__PROBLEM DETAILS__:
Please reproduce each line of the data below exactly as shown.

__AVAILABLE RECORDS__:
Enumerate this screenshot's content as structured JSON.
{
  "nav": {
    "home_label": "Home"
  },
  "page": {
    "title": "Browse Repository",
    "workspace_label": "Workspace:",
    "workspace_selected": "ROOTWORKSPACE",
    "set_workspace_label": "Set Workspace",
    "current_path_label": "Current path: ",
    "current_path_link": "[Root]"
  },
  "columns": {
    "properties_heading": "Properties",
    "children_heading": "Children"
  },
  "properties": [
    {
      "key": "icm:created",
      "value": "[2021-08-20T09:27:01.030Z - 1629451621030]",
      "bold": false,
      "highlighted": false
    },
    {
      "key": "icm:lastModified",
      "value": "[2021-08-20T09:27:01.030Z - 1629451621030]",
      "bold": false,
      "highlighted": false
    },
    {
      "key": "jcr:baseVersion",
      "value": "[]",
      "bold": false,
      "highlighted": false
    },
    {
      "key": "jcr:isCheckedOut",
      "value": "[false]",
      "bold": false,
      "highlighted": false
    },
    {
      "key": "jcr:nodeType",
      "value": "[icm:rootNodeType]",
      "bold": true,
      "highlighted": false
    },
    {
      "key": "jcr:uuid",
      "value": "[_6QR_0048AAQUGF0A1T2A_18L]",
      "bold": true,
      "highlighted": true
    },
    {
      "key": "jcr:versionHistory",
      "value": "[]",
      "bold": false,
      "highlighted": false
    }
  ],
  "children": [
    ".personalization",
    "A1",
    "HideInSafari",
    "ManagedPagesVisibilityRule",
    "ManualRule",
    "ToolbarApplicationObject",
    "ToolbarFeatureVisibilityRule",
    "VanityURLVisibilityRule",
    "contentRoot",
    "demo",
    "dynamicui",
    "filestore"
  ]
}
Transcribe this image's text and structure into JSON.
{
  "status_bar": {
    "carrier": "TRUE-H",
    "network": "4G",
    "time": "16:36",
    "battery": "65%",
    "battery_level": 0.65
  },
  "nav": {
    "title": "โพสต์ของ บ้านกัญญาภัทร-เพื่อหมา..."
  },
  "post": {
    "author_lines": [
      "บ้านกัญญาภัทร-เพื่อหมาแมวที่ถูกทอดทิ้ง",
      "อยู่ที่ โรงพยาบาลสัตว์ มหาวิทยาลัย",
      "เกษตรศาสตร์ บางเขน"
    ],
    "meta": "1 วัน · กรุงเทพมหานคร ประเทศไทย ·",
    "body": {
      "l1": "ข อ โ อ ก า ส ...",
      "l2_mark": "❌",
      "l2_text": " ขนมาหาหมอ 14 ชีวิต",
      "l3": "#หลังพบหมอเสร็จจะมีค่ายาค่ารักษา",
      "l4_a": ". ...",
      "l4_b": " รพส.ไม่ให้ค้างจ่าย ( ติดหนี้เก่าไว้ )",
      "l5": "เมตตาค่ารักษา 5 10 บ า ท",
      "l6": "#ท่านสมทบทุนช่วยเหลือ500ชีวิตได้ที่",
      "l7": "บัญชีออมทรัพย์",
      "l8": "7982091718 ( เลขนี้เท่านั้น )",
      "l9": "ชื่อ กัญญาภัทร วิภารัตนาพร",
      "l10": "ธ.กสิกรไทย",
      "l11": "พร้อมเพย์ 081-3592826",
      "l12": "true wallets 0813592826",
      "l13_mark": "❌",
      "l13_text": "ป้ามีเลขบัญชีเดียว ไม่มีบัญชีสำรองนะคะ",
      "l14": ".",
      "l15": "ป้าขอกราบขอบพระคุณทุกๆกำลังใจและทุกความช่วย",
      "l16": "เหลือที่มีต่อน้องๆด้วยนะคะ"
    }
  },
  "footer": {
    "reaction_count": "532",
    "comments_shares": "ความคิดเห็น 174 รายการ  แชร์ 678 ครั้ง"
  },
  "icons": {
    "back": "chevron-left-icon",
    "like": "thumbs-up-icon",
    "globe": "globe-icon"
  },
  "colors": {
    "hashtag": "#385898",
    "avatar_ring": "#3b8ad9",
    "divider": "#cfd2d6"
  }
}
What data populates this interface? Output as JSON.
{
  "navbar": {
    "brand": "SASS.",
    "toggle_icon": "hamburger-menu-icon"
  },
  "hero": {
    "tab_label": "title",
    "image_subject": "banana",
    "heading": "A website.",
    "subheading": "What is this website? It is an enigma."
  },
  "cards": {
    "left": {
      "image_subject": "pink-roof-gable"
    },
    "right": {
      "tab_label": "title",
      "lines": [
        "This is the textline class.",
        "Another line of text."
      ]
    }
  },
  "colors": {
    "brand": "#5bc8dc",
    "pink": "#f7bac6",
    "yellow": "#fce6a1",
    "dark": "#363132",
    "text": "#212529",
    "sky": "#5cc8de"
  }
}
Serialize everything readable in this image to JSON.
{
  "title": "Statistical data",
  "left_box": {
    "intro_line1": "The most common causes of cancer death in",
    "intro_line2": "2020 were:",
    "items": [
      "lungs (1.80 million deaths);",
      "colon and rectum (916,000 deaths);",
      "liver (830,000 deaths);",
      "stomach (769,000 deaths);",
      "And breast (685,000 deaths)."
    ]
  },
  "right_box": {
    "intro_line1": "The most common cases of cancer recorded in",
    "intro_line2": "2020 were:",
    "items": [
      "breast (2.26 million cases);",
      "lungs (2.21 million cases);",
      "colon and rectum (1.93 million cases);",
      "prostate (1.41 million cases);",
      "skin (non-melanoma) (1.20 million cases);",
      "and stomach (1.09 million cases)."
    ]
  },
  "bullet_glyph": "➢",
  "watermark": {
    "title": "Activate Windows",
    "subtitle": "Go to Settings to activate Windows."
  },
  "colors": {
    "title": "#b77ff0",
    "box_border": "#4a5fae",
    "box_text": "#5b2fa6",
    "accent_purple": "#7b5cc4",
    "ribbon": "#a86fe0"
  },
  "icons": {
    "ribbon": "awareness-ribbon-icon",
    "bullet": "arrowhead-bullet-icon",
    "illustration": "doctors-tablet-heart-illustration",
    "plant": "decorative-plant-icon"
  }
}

__SOLUTION FOR THIS PROBLEM__:
Enumerate this screenshot's content as structured JSON.
{
  "nav": {
    "home_label": "Home"
  },
  "page": {
    "title": "Browse Repository",
    "workspace_label": "Workspace:",
    "workspace_selected": "ROOTWORKSPACE",
    "set_workspace_label": "Set Workspace",
    "current_path_label": "Current path: ",
    "current_path_link": "[Root]"
  },
  "columns": {
    "properties_heading": "Properties",
    "children_heading": "Children"
  },
  "properties": [
    {
      "key": "icm:created",
      "value": "[2021-08-20T09:27:01.030Z - 1629451621030]",
      "bold": false,
      "highlighted": false
    },
    {
      "key": "icm:lastModified",
      "value": "[2021-08-20T09:27:01.030Z - 1629451621030]",
      "bold": false,
      "highlighted": false
    },
    {
      "key": "jcr:baseVersion",
      "value": "[]",
      "bold": false,
      "highlighted": false
    },
    {
      "key": "jcr:isCheckedOut",
      "value": "[false]",
      "bold": false,
      "highlighted": false
    },
    {
      "key": "jcr:nodeType",
      "value": "[icm:rootNodeType]",
      "bold": true,
      "highlighted": false
    },
    {
      "key": "jcr:uuid",
      "value": "[_6QR_0048AAQUGF0A1T2A_18L]",
      "bold": true,
      "highlighted": true
    },
    {
      "key": "jcr:versionHistory",
      "value": "[]",
      "bold": false,
      "highlighted": false
    }
  ],
  "children": [
    ".personalization",
    "A1",
    "HideInSafari",
    "ManagedPagesVisibilityRule",
    "ManualRule",
    "ToolbarApplicationObject",
    "ToolbarFeatureVisibilityRule",
    "VanityURLVisibilityRule",
    "contentRoot",
    "demo",
    "dynamicui",
    "filestore"
  ]
}
Transcribe this image's text and structure into JSON.
{
  "status_bar": {
    "carrier": "TRUE-H",
    "network": "4G",
    "time": "16:36",
    "battery": "65%",
    "battery_level": 0.65
  },
  "nav": {
    "title": "โพสต์ของ บ้านกัญญาภัทร-เพื่อหมา..."
  },
  "post": {
    "author_lines": [
      "บ้านกัญญาภัทร-เพื่อหมาแมวที่ถูกทอดทิ้ง",
      "อยู่ที่ โรงพยาบาลสัตว์ มหาวิทยาลัย",
      "เกษตรศาสตร์ บางเขน"
    ],
    "meta": "1 วัน · กรุงเทพมหานคร ประเทศไทย ·",
    "body": {
      "l1": "ข อ โ อ ก า ส ...",
      "l2_mark": "❌",
      "l2_text": " ขนมาหาหมอ 14 ชีวิต",
      "l3": "#หลังพบหมอเสร็จจะมีค่ายาค่ารักษา",
      "l4_a": ". ...",
      "l4_b": " รพส.ไม่ให้ค้างจ่าย ( ติดหนี้เก่าไว้ )",
      "l5": "เมตตาค่ารักษา 5 10 บ า ท",
      "l6": "#ท่านสมทบทุนช่วยเหลือ500ชีวิตได้ที่",
      "l7": "บัญชีออมทรัพย์",
      "l8": "7982091718 ( เลขนี้เท่านั้น )",
      "l9": "ชื่อ กัญญาภัทร วิภารัตนาพร",
      "l10": "ธ.กสิกรไทย",
      "l11": "พร้อมเพย์ 081-3592826",
      "l12": "true wallets 0813592826",
      "l13_mark": "❌",
      "l13_text": "ป้ามีเลขบัญชีเดียว ไม่มีบัญชีสำรองนะคะ",
      "l14": ".",
      "l15": "ป้าขอกราบขอบพระคุณทุกๆกำลังใจและทุกความช่วย",
      "l16": "เหลือที่มีต่อน้องๆด้วยนะคะ"
    }
  },
  "footer": {
    "reaction_count": "532",
    "comments_shares": "ความคิดเห็น 174 รายการ  แชร์ 678 ครั้ง"
  },
  "icons": {
    "back": "chevron-left-icon",
    "like": "thumbs-up-icon",
    "globe": "globe-icon"
  },
  "colors": {
    "hashtag": "#385898",
    "avatar_ring": "#3b8ad9",
    "divider": "#cfd2d6"
  }
}
What data populates this interface? Output as JSON.
{
  "navbar": {
    "brand": "SASS.",
    "toggle_icon": "hamburger-menu-icon"
  },
  "hero": {
    "tab_label": "title",
    "image_subject": "banana",
    "heading": "A website.",
    "subheading": "What is this website? It is an enigma."
  },
  "cards": {
    "left": {
      "image_subject": "pink-roof-gable"
    },
    "right": {
      "tab_label": "title",
      "lines": [
        "This is the textline class.",
        "Another line of text."
      ]
    }
  },
  "colors": {
    "brand": "#5bc8dc",
    "pink": "#f7bac6",
    "yellow": "#fce6a1",
    "dark": "#363132",
    "text": "#212529",
    "sky": "#5cc8de"
  }
}
Serialize everything readable in this image to JSON.
{
  "title": "Statistical data",
  "left_box": {
    "intro_line1": "The most common causes of cancer death in",
    "intro_line2": "2020 were:",
    "items": [
      "lungs (1.80 million deaths);",
      "colon and rectum (916,000 deaths);",
      "liver (830,000 deaths);",
      "stomach (769,000 deaths);",
      "And breast (685,000 deaths)."
    ]
  },
  "right_box": {
    "intro_line1": "The most common cases of cancer recorded in",
    "intro_line2": "2020 were:",
    "items": [
      "breast (2.26 million cases);",
      "lungs (2.21 million cases);",
      "colon and rectum (1.93 million cases);",
      "prostate (1.41 million cases);",
      "skin (non-melanoma) (1.20 million cases);",
      "and stomach (1.09 million cases)."
    ]
  },
  "bullet_glyph": "➢",
  "watermark": {
    "title": "Activate Windows",
    "subtitle": "Go to Settings to activate Windows."
  },
  "colors": {
    "title": "#b77ff0",
    "box_border": "#4a5fae",
    "box_text": "#5b2fa6",
    "accent_purple": "#7b5cc4",
    "ribbon": "#a86fe0"
  },
  "icons": {
    "ribbon": "awareness-ribbon-icon",
    "bullet": "arrowhead-bullet-icon",
    "illustration": "doctors-tablet-heart-illustration",
    "plant": "decorative-plant-icon"
  }
}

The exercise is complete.